Sen does not stray far from spiritual themes in her dances, although she is not a practicing Buddhist. It is something unseen, yet it’s there,'' she reasoned. Her striking appearance – a lithe, East-Asian woman with a shaven head – prompted a lot of reactions from ibu-ibu selling food at traditional markets to her artist colleagues.
''Very often, they think I have shaved my head because I want to look like a monk. To me, it’s simply because it feels clean and pure. When I shaved my head, it felt more like I was cleansing myself. And everyone has a different way of doing it.’'
It is also her way as a dancer to see aspects of both genders in herself.
She has developed solo dance pieces to the music of German composer Gy”rgy Ligeti, such as Lux Aeterna, Resurrection or Requiem, from a body of work she created in Indonesia, starting in 1997, up to the latest ones such as Wahyu performed in Uijeongbu Music Festival and Modafe Art Festival in Korea and for Singapore Arts Mart of last year.
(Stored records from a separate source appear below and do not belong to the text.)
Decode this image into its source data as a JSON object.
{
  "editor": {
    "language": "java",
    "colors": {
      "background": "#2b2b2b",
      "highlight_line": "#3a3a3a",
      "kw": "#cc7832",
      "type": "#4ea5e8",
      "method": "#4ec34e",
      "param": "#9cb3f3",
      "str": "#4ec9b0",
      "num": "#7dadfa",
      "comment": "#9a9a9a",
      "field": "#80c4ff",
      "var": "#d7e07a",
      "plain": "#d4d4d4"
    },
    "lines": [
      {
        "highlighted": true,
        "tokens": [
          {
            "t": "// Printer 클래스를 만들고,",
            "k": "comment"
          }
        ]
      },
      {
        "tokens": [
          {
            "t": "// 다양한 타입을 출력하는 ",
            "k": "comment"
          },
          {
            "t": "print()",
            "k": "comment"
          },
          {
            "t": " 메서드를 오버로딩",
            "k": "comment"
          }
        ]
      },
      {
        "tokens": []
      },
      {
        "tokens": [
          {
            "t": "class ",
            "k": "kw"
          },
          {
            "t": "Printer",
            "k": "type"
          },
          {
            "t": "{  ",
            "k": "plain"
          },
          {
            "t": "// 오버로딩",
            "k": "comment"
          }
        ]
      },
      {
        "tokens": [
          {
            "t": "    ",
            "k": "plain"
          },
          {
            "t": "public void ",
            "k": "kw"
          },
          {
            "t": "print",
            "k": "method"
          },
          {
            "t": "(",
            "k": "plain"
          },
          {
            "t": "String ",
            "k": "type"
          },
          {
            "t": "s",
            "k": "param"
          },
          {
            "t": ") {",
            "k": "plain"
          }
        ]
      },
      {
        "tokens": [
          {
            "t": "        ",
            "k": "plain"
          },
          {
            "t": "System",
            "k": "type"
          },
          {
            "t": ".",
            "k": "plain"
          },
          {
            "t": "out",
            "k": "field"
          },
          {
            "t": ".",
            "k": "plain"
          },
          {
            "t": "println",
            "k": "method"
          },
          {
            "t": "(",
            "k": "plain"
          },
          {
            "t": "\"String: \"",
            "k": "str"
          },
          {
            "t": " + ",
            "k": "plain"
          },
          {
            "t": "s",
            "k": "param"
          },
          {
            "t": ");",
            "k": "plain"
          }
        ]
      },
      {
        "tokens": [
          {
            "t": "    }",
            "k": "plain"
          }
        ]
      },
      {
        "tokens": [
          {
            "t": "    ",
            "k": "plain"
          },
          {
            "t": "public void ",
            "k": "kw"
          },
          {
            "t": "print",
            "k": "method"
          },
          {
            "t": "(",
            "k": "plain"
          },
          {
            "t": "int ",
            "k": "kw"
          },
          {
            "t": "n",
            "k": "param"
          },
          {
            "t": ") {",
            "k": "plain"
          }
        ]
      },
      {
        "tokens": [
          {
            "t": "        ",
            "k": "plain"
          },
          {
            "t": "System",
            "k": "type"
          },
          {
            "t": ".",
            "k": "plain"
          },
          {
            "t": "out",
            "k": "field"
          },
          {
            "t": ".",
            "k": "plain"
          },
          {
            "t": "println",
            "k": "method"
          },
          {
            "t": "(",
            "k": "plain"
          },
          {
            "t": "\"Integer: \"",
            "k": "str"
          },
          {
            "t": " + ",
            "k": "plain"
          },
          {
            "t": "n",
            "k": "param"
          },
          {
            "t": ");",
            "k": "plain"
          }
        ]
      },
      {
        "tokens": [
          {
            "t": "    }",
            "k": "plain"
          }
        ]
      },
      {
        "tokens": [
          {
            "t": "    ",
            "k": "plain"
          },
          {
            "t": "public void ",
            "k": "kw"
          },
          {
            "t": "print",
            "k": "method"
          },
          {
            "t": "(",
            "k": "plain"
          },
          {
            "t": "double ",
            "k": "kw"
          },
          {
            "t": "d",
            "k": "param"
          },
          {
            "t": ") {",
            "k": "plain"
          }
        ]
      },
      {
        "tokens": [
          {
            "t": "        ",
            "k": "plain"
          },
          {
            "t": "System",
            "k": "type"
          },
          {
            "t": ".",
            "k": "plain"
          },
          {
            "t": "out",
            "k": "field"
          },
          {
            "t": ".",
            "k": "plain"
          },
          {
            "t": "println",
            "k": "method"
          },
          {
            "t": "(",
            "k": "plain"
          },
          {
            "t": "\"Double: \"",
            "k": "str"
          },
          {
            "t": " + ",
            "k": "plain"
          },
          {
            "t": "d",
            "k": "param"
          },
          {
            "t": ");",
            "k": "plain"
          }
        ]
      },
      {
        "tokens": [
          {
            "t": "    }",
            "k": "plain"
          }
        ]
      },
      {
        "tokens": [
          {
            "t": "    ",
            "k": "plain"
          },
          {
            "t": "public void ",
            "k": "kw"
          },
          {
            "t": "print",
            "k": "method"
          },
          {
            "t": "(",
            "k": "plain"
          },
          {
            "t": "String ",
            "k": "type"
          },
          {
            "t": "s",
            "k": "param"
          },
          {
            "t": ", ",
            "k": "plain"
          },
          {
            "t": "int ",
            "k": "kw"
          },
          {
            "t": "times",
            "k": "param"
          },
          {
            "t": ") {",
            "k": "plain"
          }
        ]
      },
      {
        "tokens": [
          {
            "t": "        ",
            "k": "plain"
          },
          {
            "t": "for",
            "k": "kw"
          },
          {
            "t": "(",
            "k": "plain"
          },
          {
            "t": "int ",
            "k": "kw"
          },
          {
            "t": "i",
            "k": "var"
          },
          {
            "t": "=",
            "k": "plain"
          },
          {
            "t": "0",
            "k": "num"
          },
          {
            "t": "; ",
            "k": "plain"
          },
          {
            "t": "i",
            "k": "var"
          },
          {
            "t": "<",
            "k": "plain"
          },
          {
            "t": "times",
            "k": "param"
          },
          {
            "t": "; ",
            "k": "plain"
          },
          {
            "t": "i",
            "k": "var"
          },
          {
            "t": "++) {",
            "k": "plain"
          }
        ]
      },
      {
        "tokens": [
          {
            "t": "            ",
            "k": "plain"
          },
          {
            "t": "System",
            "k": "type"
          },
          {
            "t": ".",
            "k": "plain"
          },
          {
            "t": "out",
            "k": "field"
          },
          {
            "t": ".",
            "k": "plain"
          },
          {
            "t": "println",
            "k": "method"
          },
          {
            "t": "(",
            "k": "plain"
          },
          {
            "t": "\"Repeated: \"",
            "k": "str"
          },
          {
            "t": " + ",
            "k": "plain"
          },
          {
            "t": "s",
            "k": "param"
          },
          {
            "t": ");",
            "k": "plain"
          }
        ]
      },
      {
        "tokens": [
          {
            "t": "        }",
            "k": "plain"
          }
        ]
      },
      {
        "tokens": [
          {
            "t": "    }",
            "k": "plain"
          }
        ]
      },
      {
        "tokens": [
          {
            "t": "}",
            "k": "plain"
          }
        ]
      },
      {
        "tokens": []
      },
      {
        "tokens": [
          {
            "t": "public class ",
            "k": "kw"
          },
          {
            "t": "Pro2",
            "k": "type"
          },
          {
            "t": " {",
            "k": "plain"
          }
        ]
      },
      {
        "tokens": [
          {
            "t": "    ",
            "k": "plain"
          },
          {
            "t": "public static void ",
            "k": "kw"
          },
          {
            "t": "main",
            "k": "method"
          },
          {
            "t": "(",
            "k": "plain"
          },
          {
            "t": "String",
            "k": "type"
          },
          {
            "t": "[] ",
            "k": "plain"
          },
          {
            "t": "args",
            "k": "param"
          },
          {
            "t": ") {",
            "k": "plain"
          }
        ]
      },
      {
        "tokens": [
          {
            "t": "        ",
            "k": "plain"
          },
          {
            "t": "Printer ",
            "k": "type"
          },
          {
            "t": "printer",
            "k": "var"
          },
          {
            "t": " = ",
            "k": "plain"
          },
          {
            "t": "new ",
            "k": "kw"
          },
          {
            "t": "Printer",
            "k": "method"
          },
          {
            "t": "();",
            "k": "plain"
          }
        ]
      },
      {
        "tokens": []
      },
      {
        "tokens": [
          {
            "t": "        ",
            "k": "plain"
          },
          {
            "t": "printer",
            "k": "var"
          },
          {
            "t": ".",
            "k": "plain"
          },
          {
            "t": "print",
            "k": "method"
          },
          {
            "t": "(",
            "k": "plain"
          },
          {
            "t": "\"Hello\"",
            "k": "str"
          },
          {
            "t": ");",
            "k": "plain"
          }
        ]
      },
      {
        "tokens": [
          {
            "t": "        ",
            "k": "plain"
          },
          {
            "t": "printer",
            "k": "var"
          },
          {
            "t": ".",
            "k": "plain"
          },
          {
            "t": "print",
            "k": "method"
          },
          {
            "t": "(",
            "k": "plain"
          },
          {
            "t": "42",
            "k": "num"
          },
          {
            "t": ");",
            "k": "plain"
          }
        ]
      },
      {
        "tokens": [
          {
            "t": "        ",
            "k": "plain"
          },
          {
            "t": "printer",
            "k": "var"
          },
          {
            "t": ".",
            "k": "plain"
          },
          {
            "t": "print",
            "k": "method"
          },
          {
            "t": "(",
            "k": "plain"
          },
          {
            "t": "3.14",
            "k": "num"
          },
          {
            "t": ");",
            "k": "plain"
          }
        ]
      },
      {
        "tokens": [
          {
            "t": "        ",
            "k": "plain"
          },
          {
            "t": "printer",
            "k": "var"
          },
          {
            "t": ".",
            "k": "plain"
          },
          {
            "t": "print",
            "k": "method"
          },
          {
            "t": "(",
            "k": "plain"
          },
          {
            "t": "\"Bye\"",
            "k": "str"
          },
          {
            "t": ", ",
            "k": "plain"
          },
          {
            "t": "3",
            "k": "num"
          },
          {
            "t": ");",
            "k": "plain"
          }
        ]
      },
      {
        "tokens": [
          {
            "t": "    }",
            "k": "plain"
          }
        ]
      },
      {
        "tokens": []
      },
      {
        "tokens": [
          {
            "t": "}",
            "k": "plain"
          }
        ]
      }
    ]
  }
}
She broke away from her usual theme with a much lighter-narrative dance evening last September with Imperfection (a solo), Infinitƒ and Bebrayan performed in Gedung Kesenian Jakarta (GKJ) and at STSI Surakarta. But this week, she returned to her spiritual theme with A Prayer for Refuge at the smallish Teater Utan Kayu.
Once in a while, when she hits hard times, Sen will quip that she wants to quit dancing. '‘I have been saying that for almost a decade now. But of course I never really do it,'' she mused.
*) this article was published in The Jakarta Post, Saturday 4 February 2006. I, however, didn’t write the title in the printed edition (''Champion and Exponent of Contemporary Dance’'). It was of my editor. It was my fault since I didn’t put any at the submission (sometimes I do it, since in most cases, they will change mine anyway). In my opinion, there is no such ‘champion’ in contemporary dance, and the title does not really reflect the contents of my profile on Hea Ha. However, I shall take the blame for not proposing a title to my editor.